Count how many lines in the data hold "money". Only the number.

Data records:
───

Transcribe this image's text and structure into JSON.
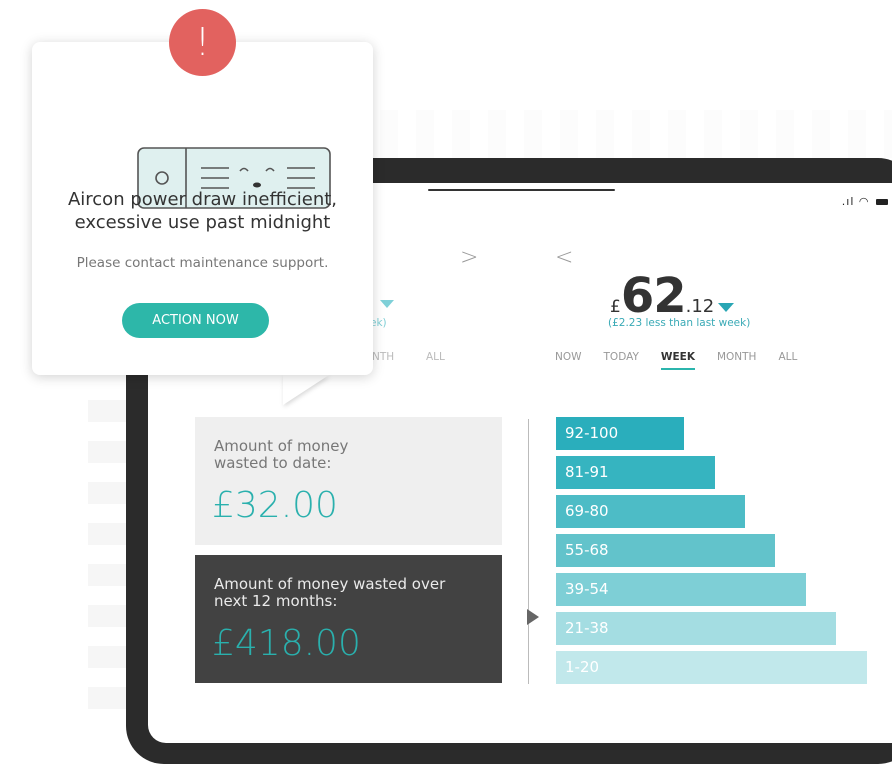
{
  "notification": {
    "alert_glyph": "!",
    "title_line1": "Aircon power draw inefficient,",
    "title_line2": "excessive use past midnight",
    "message": "Please contact maintenance support.",
    "action_label": "ACTION NOW"
  },
  "period_view": {
    "prev_chevron": "<",
    "next_chevron": ">",
    "currency_symbol": "£",
    "amount_major": "62",
    "amount_minor": ".12",
    "comparison": "(£2.23 less than last week)",
    "tabs": [
      "NOW",
      "TODAY",
      "WEEK",
      "MONTH",
      "ALL"
    ],
    "active_tab": "WEEK",
    "ghost_tabs": [
      "NTH",
      "ALL"
    ],
    "ghost_subtext": "ek)"
  },
  "cards": {
    "wasted_to_date_label": "Amount of money wasted to date:",
    "wasted_to_date_value": "£32.00",
    "wasted_next_12_label": "Amount of money wasted over next 12 months:",
    "wasted_next_12_value": "£418.00"
  },
  "efficiency_bands": [
    {
      "label": "92-100",
      "color": "#2aaebc"
    },
    {
      "label": "81-91",
      "color": "#36b4c0"
    },
    {
      "label": "69-80",
      "color": "#4dbcc6"
    },
    {
      "label": "55-68",
      "color": "#62c3cb"
    },
    {
      "label": "39-54",
      "color": "#7ecfd6"
    },
    {
      "label": "21-38",
      "color": "#a4dde2"
    },
    {
      "label": "1-20",
      "color": "#c1e8eb"
    }
  ],
  "colors": {
    "accent": "#2bb5ad",
    "alert": "#e2625f",
    "dark_card": "#424242"
  }
}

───

- _TASK ANSWER_:
2